The CCRP™ program will be the inaugural course offered at Lubin’s new Center for Global Governance, Reporting and Regulation in midtown Manhattan on Thursday evenings beginning January 19. (For course and registration information, click here.)
The complexity of world markets and diverse political systems means managing international business activities is both more important and more difficult than ever. It has become evident that planning and execution are as important in matters of risk management and regulatory compliance as they are in the traditional business disciplines. The CCRP™ will provide the analytical framework to enhance management’s ability to anticipate and address a fast changing and increasingly regulated world with specific focus on the international banking industry, Braun said.
The program was developed by Lubin professors working with AIBA’s internal audit, compliance and internal control members, who represent nearly 100 US, primarily New York City area-based, branches and agencies of foreign banks.

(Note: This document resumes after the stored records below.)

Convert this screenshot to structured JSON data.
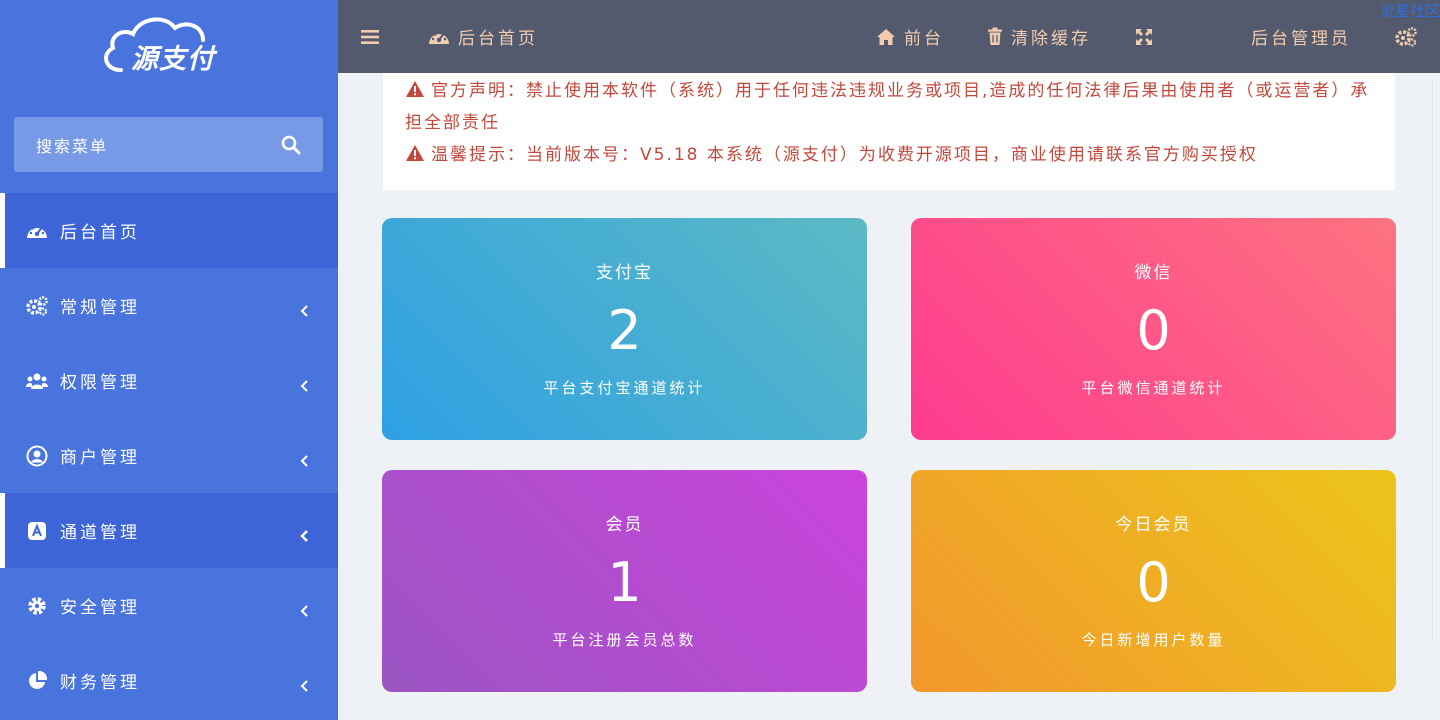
{
  "brand": {
    "logo_text": "源支付"
  },
  "search": {
    "placeholder": "搜索菜单"
  },
  "sidebar": {
    "items": [
      {
        "label": "后台首页",
        "icon": "dashboard-icon",
        "active": true,
        "has_children": false
      },
      {
        "label": "常规管理",
        "icon": "cogs-icon",
        "active": false,
        "has_children": true
      },
      {
        "label": "权限管理",
        "icon": "users-icon",
        "active": false,
        "has_children": true
      },
      {
        "label": "商户管理",
        "icon": "user-circle-icon",
        "active": false,
        "has_children": true
      },
      {
        "label": "通道管理",
        "icon": "app-store-icon",
        "active": true,
        "has_children": true
      },
      {
        "label": "安全管理",
        "icon": "gear-icon",
        "active": false,
        "has_children": true
      },
      {
        "label": "财务管理",
        "icon": "pie-chart-icon",
        "active": false,
        "has_children": true
      }
    ]
  },
  "topbar": {
    "menu_toggle_icon": "bars-icon",
    "current_page": "后台首页",
    "frontend": "前台",
    "clear_cache": "清除缓存",
    "fullscreen_icon": "expand-icon",
    "admin_name": "后台管理员",
    "settings_icon": "cogs-icon",
    "watermark": "流星社区"
  },
  "notice": {
    "line1": "官方声明：禁止使用本软件（系统）用于任何违法违规业务或项目,造成的任何法律后果由使用者（或运营者）承担全部责任",
    "line2": "温馨提示：当前版本号：V5.18 本系统（源支付）为收费开源项目，商业使用请联系官方购买授权"
  },
  "stats": [
    {
      "title": "支付宝",
      "value": "2",
      "subtitle": "平台支付宝通道统计"
    },
    {
      "title": "微信",
      "value": "0",
      "subtitle": "平台微信通道统计"
    },
    {
      "title": "会员",
      "value": "1",
      "subtitle": "平台注册会员总数"
    },
    {
      "title": "今日会员",
      "value": "0",
      "subtitle": "今日新增用户数量"
    }
  ],
  "colors": {
    "sidebar_bg": "#4a74dd",
    "topbar_bg": "#535a6d",
    "notice_text": "#c4493c",
    "alipay_gradient": [
      "#5cbac4",
      "#2ea0e4"
    ],
    "wechat_gradient": [
      "#fd7380",
      "#fe3b8f"
    ],
    "member_gradient": [
      "#cb44dc",
      "#9a55c2"
    ],
    "today_gradient": [
      "#ecc51b",
      "#f2972c"
    ]
  }
}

The work took four professors and eight industry professionals about 1,000 hours, Lubin professor John Alan James told Thomson Reuters.

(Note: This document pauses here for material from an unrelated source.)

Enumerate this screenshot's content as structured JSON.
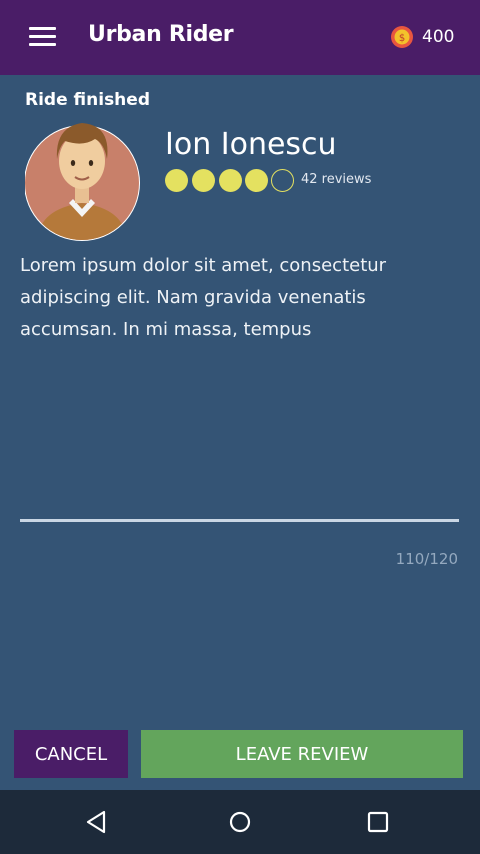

“We are very excited to partner with Pace’s Lubin School of Business … in offering this unique program to provide intensive regulatory risk-management training for industry professionals,” said Steven Lewis, Chairman of the AIBA.
Developing the program was a collaborative effort, not just a sign-off on an already developed curriculum, said David DeMartino, a principal at Compliance Professional Resources LLC and AIBA adviser to the program.

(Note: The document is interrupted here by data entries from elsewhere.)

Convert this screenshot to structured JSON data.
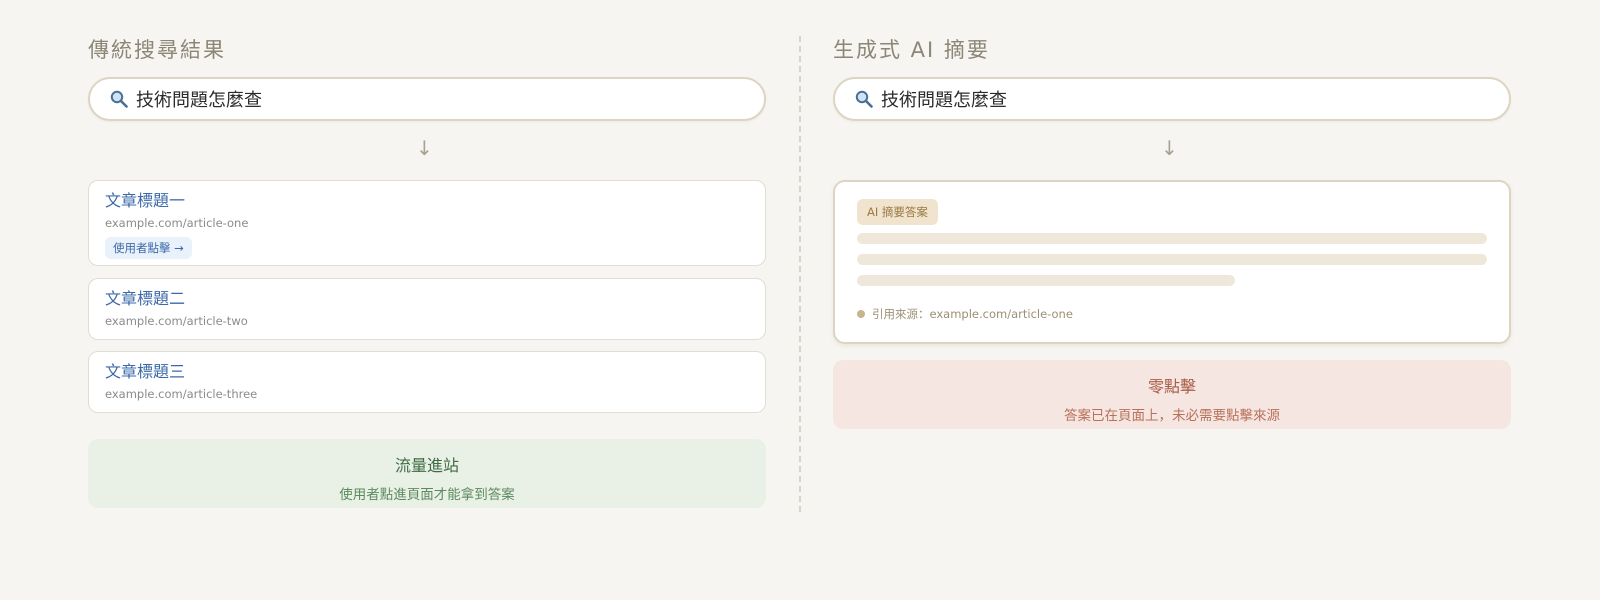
{
  "left_panel": {
    "title": "傳統搜尋結果",
    "search_query": "技術問題怎麼查",
    "arrow": "↓",
    "results": [
      {
        "title": "文章標題一",
        "url": "example.com/article-one",
        "badge": "使用者點擊 →"
      },
      {
        "title": "文章標題二",
        "url": "example.com/article-two"
      },
      {
        "title": "文章標題三",
        "url": "example.com/article-three"
      }
    ],
    "note": {
      "title": "流量進站",
      "subtitle": "使用者點進頁面才能拿到答案"
    }
  },
  "right_panel": {
    "title": "生成式 AI 摘要",
    "search_query": "技術問題怎麼查",
    "arrow": "↓",
    "ai_card": {
      "badge": "AI 摘要答案",
      "source": "引用來源：example.com/article-one"
    },
    "note": {
      "title": "零點擊",
      "subtitle": "答案已在頁面上，未必需要點擊來源"
    }
  },
  "colors": {
    "background": "#f7f5f1",
    "link_blue": "#3c6aa9",
    "green_box": "#e9f1e7",
    "red_box": "#f6e6e2",
    "ai_badge": "#f1e4cf"
  },
  "icons": {
    "search": "magnifier-icon"
  }
}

Most international certifications are not of significant consequence, DeMartino said, as hiring managers we don’t think that’s enough.
Teaming the AIBA with Lubin added credibility to the certificate because compliance practitioners were engaged in developing the program, said another AIBA adviser, Romeo A. Vinas, of the Arab Banking Corporation BSC.
The curriculum was developed by compliance practitioners dealing with reality every day and is designed to prepare potential new-hire and promotion candidates for ever-growing and -changing regulatory requirements, said Vinas.
Vinas differentiated the CCRP™ from other recognized certifications, saying only the CCRP™ addresses corporate governance and enterprise risk management as well as anti-money laundering and anti-terrorist financing controls.
Lubin and the AIBA said it is critical to have a recognized business school develop a program that will be administered by industry audit and compliance professionals because:
- financial institutions are facing an increased regulatory burden, that is increasing at a dramatic pace, in the US and abroad;
- the regulatory compliance market requires a significant set of skills that include elements from the accounting, finance and legal professions;
- existing certifications do not offer enough depth to provide students with the knowledge to make an impact in the workforce; and
- ongoing retraining is critical and must be professionally administered.
The development goal was to create a certification based on not just theory but also the practical elements of compliance [such as] incorporating technology, said AIBA adviser DeMartino.
Calling the program one of the only [ones] on using technology in the industry, DeMartino said it looks at how technology relates to regulation and asks about the quality of information, not just number crunching.
The program is designed for banking professionals who seek a solid understanding of the growing significance of regulation and the need for compliance. The initial class will likely include regulators, compliance professionals, lawyers, internal auditors, risk decision makers, and accounting and operational managers, James said.
The first class will receive their certifications just as critical new rules such as the Volcker rule on proprietary trading and a new derivatives trading regime will likely take effect. The course will teach how to manage uncertainty and train others at the bank, from directors and C-suite executives, to supervisors, to trading, audit and operational professionals.
An important goal will be to help the bank determine its risk appetite and apply it throughout its policies and procedures, and to develop organizational structures that break down and eliminate silos, James said.
Recipients of the CCRP™ certificate will have learned to think strategically and tactically, and then customize appropriate solutions for the international financial services institutions where they work, said Lubin dean Braun.
CCRP™ recipients will also have learned how to organize their institution’s compliance structure and train their colleagues to be effective and efficient, said James.
CCRP™ holders may also receive six credits towards a Lubin MBA, Braun said. The school will consider developing programs for other industry sectors such as brokerage or investment banking.
The program will consist of three parts:
- corporate governance in international banking; and enterprise, compliance and operational risk management;
- compliance risk assessment; anti- money laundering and anti-terrorist financing controls; and the role of technology in establishing proper compliance programs; and
- developing and managing a banking compliance program.
Roughly the last third of the program will have each student participate in a practical project.
Students will be expected to attend classes, but lectures will be archived for viewing if occasional business travel takes a student out of town. If Lubin develops programs for other financial service sectors it will consider offering remote classes for non-area students as long as they can participate in the project requirement, Braun said.